INFORMATION SUPPLIED =

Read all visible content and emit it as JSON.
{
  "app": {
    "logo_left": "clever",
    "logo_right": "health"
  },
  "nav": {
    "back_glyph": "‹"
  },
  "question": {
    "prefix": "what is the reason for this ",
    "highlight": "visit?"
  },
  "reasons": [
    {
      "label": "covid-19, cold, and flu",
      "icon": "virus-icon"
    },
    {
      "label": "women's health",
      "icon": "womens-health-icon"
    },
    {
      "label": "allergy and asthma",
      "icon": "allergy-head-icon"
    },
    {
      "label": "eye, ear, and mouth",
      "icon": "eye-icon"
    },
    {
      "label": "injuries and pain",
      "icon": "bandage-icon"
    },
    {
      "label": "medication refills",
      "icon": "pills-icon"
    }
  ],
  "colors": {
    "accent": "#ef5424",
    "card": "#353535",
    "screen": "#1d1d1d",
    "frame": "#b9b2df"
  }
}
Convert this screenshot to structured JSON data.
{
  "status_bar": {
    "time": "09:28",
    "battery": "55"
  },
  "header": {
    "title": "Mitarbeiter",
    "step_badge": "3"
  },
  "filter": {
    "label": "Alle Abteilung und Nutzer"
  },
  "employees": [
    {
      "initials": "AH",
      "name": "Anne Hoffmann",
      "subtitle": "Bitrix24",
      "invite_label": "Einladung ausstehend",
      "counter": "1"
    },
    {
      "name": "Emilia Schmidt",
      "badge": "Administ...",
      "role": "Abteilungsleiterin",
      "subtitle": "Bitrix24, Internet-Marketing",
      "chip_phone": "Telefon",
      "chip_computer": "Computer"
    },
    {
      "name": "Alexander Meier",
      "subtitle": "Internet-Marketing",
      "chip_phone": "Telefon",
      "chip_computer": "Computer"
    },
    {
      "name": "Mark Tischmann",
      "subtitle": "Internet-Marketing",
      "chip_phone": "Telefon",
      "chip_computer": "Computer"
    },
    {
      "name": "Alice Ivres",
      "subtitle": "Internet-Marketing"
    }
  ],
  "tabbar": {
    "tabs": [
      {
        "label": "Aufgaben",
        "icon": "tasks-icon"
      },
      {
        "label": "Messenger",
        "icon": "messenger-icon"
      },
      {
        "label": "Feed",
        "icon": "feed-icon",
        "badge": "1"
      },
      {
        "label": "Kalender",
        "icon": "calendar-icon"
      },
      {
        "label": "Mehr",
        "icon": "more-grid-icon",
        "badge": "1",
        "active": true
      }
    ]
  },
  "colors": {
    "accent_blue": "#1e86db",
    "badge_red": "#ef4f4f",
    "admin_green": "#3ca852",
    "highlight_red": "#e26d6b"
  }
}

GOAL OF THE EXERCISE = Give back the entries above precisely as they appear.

TASK RESULT =
Read all visible content and emit it as JSON.
{
  "app": {
    "logo_left": "clever",
    "logo_right": "health"
  },
  "nav": {
    "back_glyph": "‹"
  },
  "question": {
    "prefix": "what is the reason for this ",
    "highlight": "visit?"
  },
  "reasons": [
    {
      "label": "covid-19, cold, and flu",
      "icon": "virus-icon"
    },
    {
      "label": "women's health",
      "icon": "womens-health-icon"
    },
    {
      "label": "allergy and asthma",
      "icon": "allergy-head-icon"
    },
    {
      "label": "eye, ear, and mouth",
      "icon": "eye-icon"
    },
    {
      "label": "injuries and pain",
      "icon": "bandage-icon"
    },
    {
      "label": "medication refills",
      "icon": "pills-icon"
    }
  ],
  "colors": {
    "accent": "#ef5424",
    "card": "#353535",
    "screen": "#1d1d1d",
    "frame": "#b9b2df"
  }
}
Convert this screenshot to structured JSON data.
{
  "status_bar": {
    "time": "09:28",
    "battery": "55"
  },
  "header": {
    "title": "Mitarbeiter",
    "step_badge": "3"
  },
  "filter": {
    "label": "Alle Abteilung und Nutzer"
  },
  "employees": [
    {
      "initials": "AH",
      "name": "Anne Hoffmann",
      "subtitle": "Bitrix24",
      "invite_label": "Einladung ausstehend",
      "counter": "1"
    },
    {
      "name": "Emilia Schmidt",
      "badge": "Administ...",
      "role": "Abteilungsleiterin",
      "subtitle": "Bitrix24, Internet-Marketing",
      "chip_phone": "Telefon",
      "chip_computer": "Computer"
    },
    {
      "name": "Alexander Meier",
      "subtitle": "Internet-Marketing",
      "chip_phone": "Telefon",
      "chip_computer": "Computer"
    },
    {
      "name": "Mark Tischmann",
      "subtitle": "Internet-Marketing",
      "chip_phone": "Telefon",
      "chip_computer": "Computer"
    },
    {
      "name": "Alice Ivres",
      "subtitle": "Internet-Marketing"
    }
  ],
  "tabbar": {
    "tabs": [
      {
        "label": "Aufgaben",
        "icon": "tasks-icon"
      },
      {
        "label": "Messenger",
        "icon": "messenger-icon"
      },
      {
        "label": "Feed",
        "icon": "feed-icon",
        "badge": "1"
      },
      {
        "label": "Kalender",
        "icon": "calendar-icon"
      },
      {
        "label": "Mehr",
        "icon": "more-grid-icon",
        "badge": "1",
        "active": true
      }
    ]
  },
  "colors": {
    "accent_blue": "#1e86db",
    "badge_red": "#ef4f4f",
    "admin_green": "#3ca852",
    "highlight_red": "#e26d6b"
  }
}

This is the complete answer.